_What is required_.
Establish how many lines in the entries hold the string "SenatorTimScott". The number by itself is the whole answer.

Segment Start: Records to use

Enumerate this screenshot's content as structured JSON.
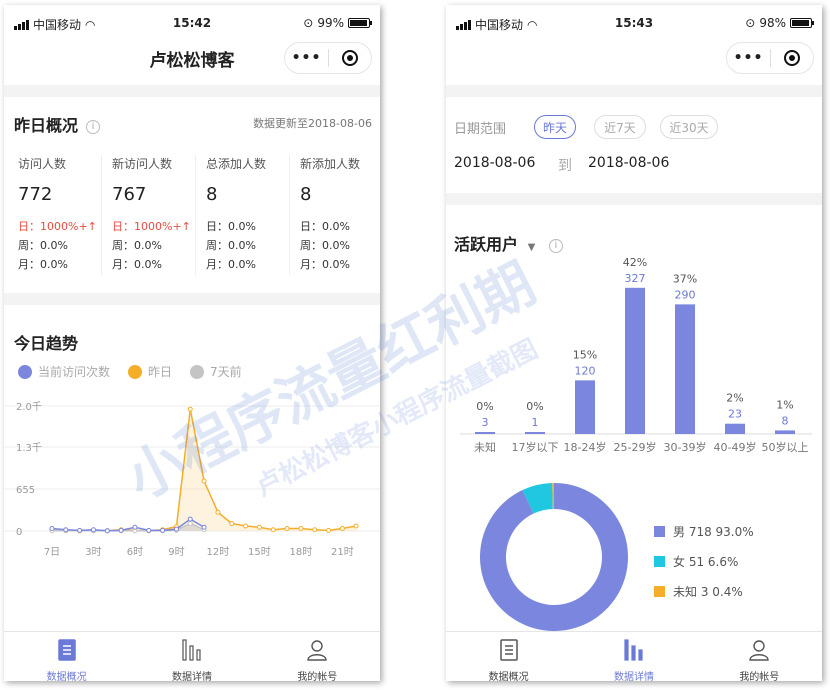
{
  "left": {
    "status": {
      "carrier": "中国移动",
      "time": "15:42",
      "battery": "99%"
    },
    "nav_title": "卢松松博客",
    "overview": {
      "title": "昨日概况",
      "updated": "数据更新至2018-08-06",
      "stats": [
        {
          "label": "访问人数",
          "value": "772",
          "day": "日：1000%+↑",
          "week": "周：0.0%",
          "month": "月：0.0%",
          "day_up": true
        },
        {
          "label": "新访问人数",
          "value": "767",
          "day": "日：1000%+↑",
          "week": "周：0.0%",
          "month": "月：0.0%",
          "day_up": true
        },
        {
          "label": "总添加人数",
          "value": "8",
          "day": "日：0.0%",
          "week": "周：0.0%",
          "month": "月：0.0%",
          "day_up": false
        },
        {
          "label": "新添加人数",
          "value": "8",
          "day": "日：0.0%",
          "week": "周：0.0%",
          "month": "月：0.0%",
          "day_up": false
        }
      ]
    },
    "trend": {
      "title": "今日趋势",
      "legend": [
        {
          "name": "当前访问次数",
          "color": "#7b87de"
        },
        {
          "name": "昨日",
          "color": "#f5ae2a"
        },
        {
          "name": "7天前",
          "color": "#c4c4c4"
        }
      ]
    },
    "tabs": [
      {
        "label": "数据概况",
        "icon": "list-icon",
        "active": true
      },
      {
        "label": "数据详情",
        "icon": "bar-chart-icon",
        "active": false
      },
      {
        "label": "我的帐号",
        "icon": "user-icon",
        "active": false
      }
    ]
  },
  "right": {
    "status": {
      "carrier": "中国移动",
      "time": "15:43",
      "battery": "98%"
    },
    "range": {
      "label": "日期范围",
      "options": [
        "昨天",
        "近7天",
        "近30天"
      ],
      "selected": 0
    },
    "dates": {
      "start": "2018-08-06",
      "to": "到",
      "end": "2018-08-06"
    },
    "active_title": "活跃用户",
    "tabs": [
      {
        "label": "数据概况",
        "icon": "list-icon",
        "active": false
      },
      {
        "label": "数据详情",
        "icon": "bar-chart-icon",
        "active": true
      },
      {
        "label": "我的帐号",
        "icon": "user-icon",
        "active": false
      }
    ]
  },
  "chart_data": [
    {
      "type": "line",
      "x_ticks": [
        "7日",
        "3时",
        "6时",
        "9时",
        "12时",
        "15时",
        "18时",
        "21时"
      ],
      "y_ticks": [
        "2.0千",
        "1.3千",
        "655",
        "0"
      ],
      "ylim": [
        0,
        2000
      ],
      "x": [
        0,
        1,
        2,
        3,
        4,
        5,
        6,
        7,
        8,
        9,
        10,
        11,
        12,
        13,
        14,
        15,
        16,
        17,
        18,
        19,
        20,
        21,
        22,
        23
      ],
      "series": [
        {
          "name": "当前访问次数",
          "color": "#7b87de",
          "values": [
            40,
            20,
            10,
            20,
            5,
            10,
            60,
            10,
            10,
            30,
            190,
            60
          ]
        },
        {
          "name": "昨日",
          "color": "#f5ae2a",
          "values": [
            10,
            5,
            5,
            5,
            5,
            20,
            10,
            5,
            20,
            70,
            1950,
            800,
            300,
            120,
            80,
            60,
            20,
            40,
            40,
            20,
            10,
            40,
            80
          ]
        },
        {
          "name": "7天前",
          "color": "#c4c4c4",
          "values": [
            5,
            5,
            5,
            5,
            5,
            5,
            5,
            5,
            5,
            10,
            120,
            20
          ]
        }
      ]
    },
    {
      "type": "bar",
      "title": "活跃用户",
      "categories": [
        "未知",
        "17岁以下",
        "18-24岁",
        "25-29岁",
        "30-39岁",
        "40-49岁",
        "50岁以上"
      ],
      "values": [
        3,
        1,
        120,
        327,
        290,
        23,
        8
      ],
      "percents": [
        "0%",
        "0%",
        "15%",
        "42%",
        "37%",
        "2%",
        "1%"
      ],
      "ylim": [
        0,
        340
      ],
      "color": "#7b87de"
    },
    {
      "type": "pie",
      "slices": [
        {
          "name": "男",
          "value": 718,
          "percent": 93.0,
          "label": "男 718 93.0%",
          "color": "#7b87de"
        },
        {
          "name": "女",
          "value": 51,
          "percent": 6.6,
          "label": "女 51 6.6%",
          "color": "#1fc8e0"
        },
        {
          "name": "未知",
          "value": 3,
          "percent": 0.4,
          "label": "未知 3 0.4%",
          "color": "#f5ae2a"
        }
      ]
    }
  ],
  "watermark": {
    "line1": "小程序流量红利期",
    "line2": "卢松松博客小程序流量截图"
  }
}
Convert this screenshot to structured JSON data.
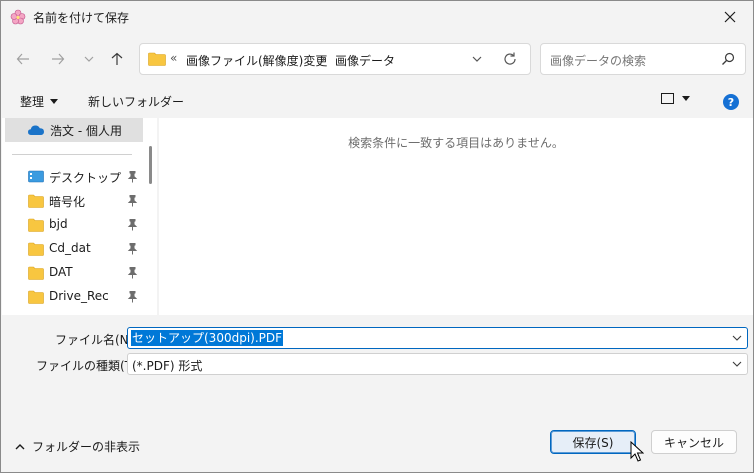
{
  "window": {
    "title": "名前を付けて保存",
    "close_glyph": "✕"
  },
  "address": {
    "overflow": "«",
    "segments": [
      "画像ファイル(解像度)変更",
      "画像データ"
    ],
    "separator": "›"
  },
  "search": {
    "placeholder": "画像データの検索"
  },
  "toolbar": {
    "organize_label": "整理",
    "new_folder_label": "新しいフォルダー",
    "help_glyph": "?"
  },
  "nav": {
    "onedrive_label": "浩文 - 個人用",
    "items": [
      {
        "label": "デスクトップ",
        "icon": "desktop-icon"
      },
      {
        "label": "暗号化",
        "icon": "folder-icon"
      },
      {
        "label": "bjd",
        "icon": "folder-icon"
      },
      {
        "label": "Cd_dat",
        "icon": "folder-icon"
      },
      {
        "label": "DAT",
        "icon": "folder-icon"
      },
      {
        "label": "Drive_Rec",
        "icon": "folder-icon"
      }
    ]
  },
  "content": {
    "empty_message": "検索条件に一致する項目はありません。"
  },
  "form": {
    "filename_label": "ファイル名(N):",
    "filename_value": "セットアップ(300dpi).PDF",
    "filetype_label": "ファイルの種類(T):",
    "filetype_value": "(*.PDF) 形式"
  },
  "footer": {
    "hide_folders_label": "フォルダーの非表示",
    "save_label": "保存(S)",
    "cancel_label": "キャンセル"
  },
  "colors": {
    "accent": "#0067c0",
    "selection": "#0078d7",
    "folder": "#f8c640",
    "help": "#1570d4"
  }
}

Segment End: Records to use
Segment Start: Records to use

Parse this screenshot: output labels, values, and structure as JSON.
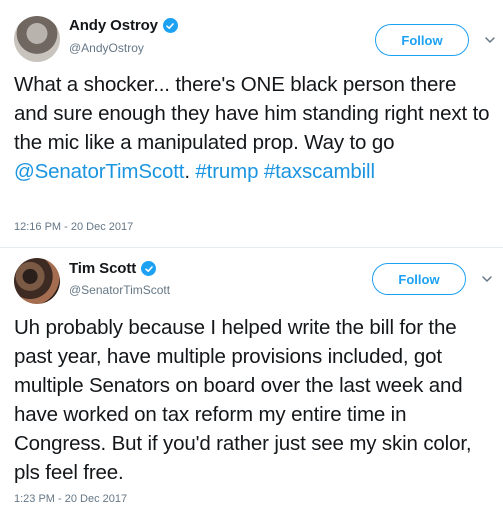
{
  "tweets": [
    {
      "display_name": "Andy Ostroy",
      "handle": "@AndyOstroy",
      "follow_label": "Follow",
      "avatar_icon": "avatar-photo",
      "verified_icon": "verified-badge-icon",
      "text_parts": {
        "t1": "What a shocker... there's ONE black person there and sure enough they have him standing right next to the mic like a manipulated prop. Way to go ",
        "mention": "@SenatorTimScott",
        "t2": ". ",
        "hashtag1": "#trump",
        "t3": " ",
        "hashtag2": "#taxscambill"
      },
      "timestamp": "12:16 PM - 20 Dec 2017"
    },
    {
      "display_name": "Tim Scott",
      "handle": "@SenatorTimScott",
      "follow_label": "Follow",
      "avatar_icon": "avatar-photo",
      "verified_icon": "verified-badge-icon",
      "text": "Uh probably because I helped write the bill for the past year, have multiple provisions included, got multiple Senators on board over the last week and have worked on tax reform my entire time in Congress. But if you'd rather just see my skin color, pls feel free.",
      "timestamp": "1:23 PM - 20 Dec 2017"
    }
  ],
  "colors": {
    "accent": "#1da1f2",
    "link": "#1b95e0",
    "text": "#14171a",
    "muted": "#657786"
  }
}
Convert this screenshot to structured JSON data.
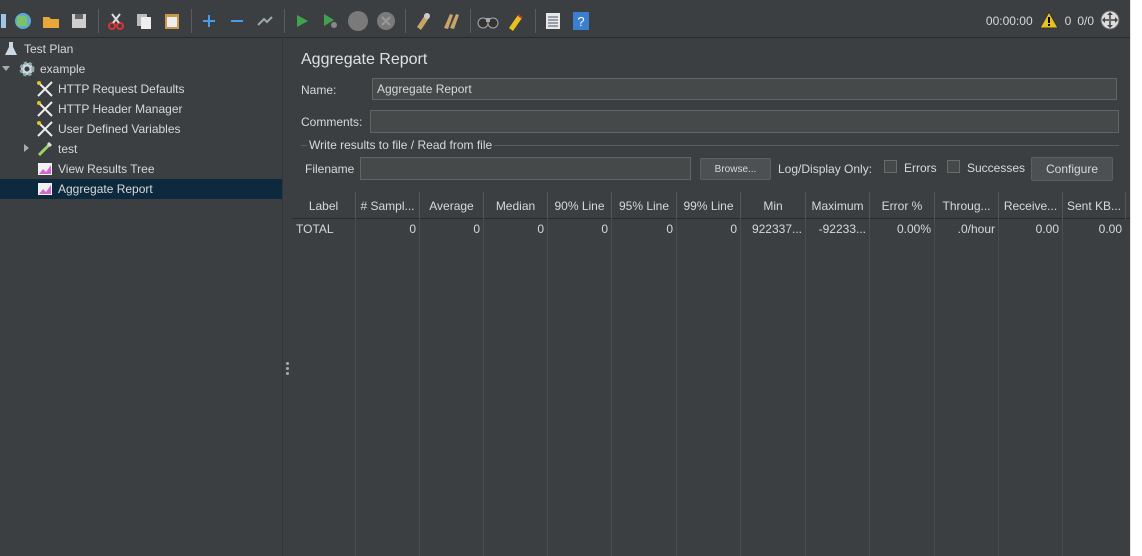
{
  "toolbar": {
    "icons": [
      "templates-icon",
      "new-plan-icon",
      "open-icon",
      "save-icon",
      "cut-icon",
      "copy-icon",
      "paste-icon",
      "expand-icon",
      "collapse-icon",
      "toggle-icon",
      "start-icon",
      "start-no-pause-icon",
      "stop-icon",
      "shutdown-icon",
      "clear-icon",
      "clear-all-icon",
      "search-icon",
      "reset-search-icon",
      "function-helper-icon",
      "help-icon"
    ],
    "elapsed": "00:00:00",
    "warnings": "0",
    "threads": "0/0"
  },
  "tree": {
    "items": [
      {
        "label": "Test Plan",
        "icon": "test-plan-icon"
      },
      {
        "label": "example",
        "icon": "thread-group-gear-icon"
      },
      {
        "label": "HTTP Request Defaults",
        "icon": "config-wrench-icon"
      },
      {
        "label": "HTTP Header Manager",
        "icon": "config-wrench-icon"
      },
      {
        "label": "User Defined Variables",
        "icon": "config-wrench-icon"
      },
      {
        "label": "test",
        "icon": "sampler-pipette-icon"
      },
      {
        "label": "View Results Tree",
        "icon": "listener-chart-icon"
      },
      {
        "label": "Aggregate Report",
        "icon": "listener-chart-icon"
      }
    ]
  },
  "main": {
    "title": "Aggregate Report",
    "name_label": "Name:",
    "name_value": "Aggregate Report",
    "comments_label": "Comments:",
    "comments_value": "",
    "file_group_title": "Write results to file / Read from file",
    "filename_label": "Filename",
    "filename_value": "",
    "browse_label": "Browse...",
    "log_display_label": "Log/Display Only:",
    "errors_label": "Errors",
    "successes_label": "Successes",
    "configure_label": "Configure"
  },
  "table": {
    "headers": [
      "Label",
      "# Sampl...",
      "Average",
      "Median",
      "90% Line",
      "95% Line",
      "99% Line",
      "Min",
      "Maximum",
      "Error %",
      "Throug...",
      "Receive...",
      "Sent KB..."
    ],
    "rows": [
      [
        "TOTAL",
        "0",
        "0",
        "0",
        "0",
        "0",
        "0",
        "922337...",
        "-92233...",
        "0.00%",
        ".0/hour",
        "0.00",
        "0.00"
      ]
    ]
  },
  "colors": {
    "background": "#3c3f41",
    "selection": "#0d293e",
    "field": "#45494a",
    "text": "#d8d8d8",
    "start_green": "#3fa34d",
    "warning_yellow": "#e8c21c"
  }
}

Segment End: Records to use
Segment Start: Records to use

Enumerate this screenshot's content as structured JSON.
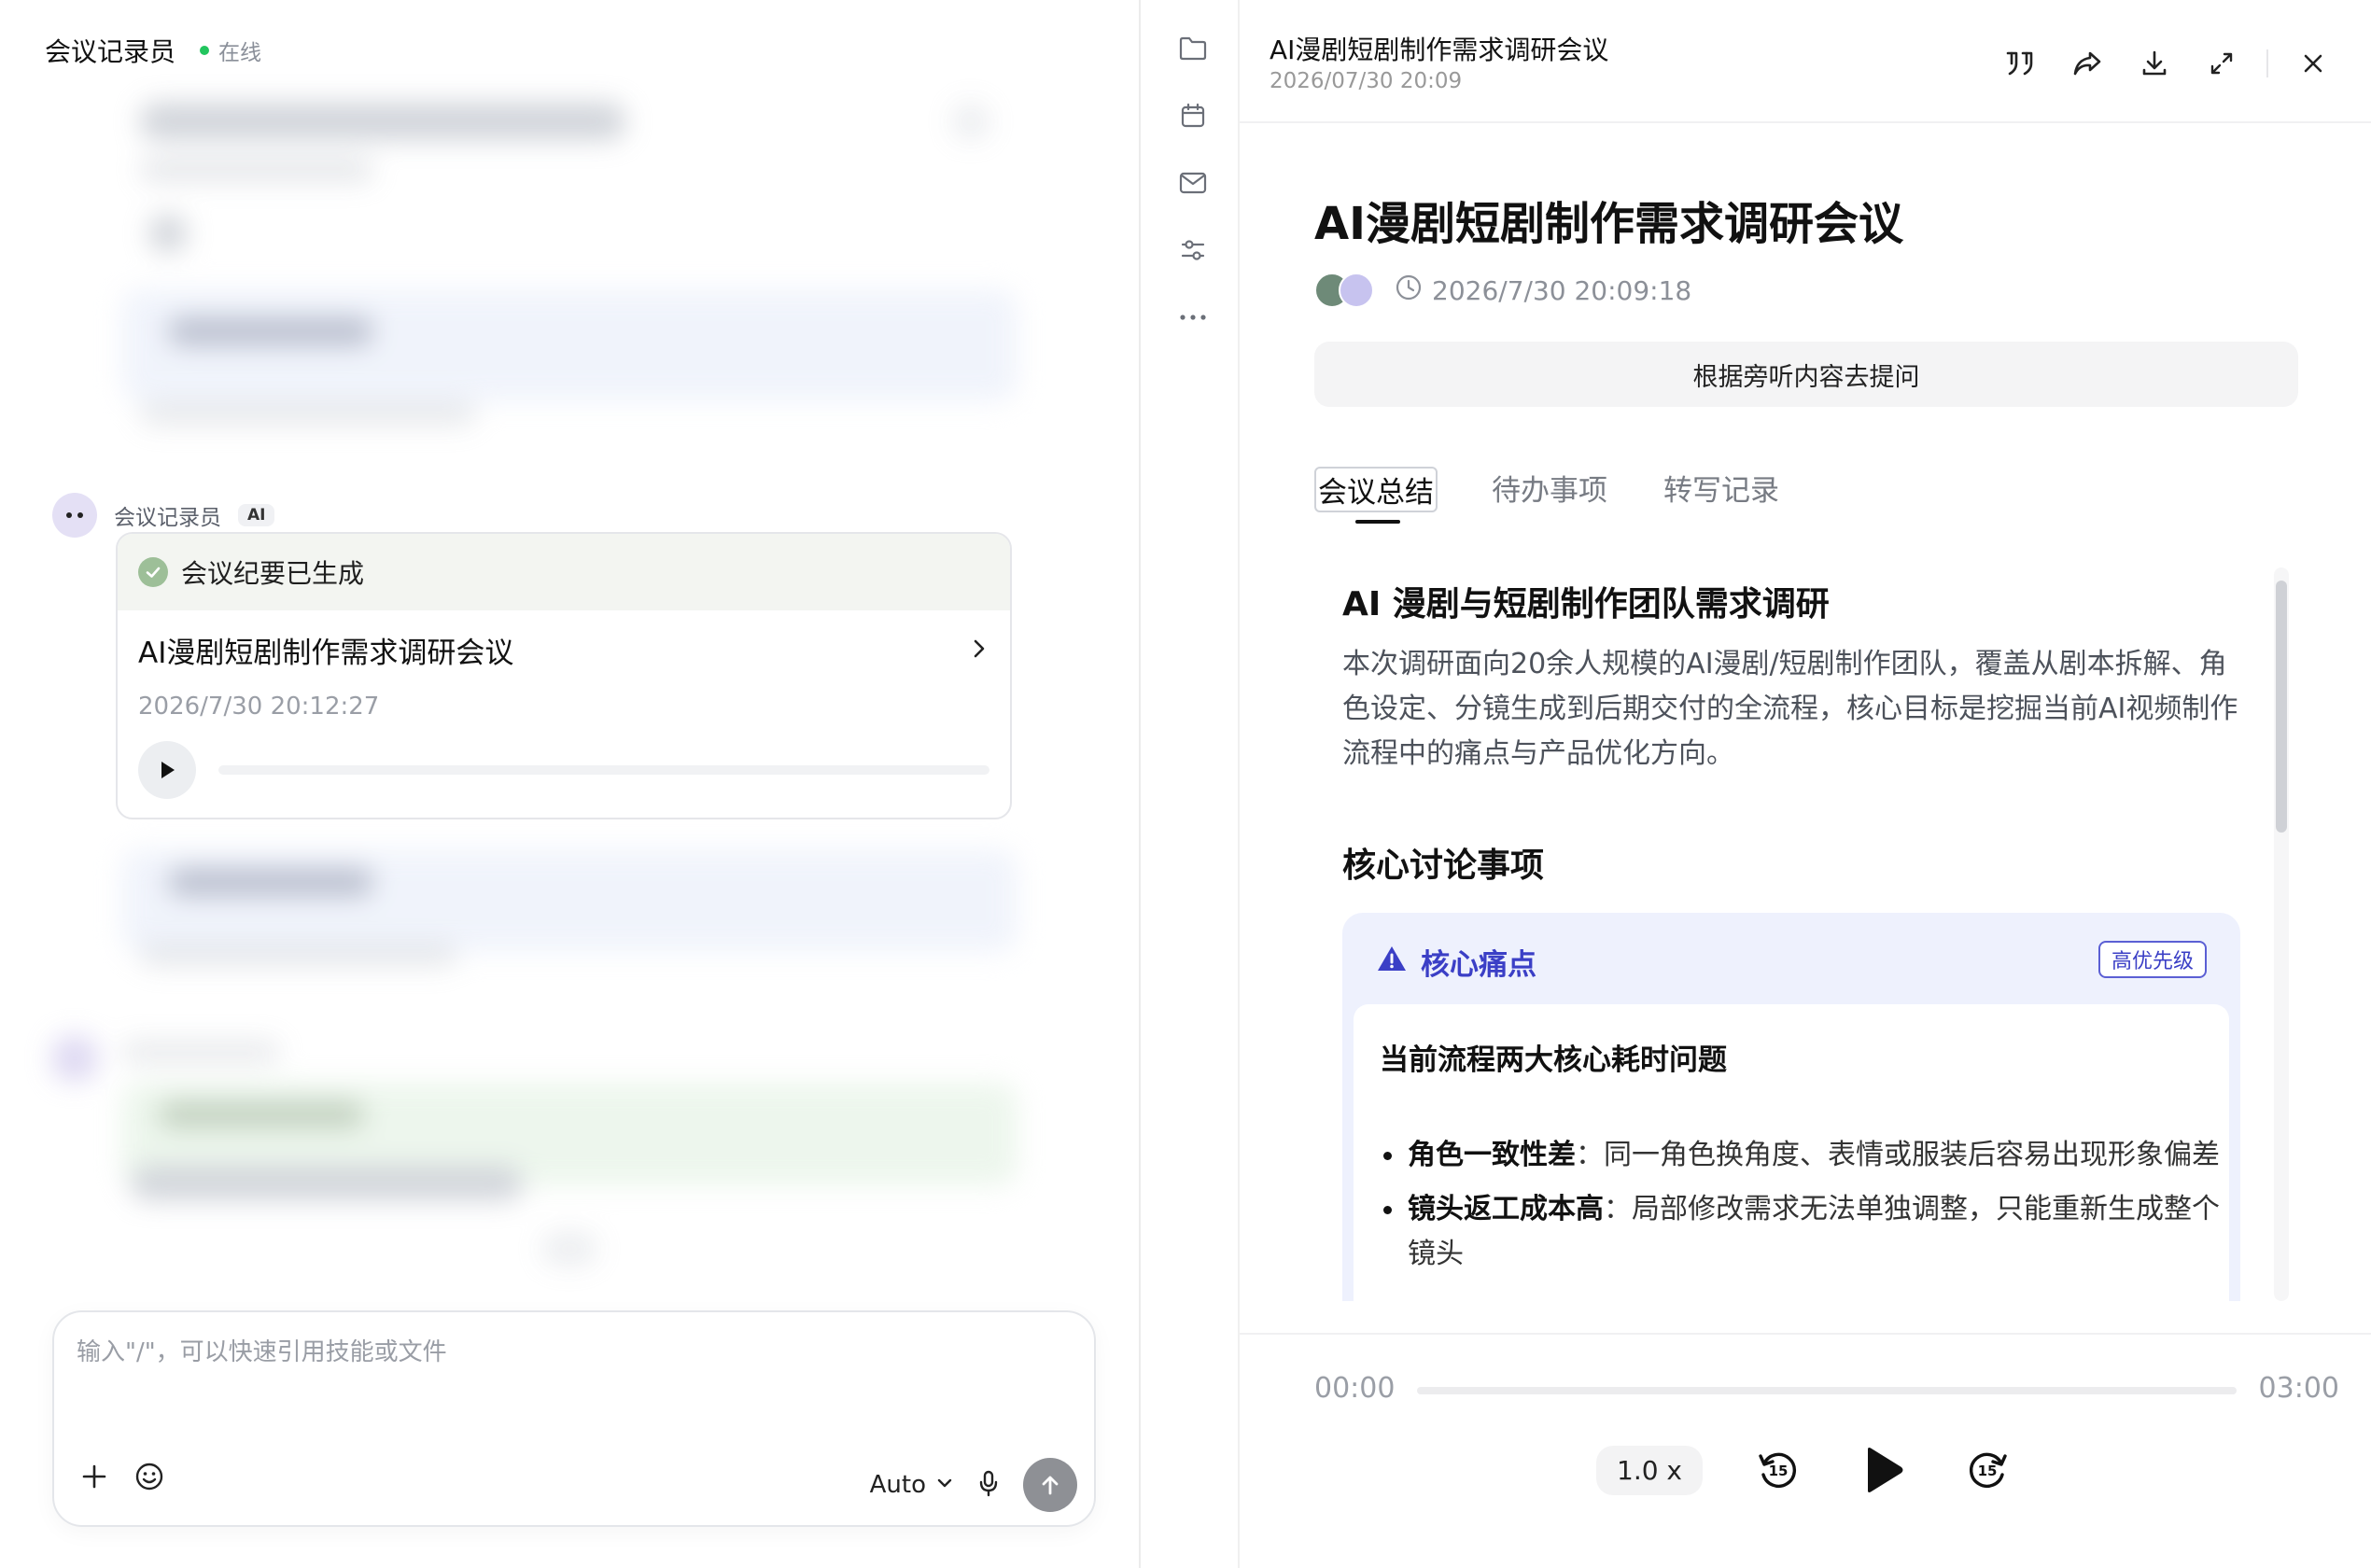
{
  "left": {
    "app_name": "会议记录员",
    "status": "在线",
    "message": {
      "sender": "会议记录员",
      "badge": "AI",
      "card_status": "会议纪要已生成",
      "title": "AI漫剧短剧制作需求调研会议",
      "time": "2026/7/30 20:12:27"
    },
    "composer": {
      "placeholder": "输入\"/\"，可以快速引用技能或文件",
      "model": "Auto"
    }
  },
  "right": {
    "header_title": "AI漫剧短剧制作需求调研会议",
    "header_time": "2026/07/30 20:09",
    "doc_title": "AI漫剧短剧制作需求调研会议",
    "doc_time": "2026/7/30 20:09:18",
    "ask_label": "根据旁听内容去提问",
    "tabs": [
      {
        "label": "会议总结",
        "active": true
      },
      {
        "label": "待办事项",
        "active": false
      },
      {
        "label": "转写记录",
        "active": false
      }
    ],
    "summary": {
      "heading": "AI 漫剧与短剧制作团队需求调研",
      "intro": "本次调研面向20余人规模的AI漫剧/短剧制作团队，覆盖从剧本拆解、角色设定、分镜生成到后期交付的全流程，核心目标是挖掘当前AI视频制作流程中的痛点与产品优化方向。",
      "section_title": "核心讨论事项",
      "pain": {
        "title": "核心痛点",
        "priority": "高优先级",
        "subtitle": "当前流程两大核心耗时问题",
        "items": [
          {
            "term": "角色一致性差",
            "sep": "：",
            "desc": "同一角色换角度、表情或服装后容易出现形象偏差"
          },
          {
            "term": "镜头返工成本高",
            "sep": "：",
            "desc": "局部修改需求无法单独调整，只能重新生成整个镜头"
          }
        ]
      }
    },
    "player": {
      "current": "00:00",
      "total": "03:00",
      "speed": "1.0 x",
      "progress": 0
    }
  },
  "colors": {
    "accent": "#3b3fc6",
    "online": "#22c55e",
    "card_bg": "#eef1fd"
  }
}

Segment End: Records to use

_Solution to this problem_.
2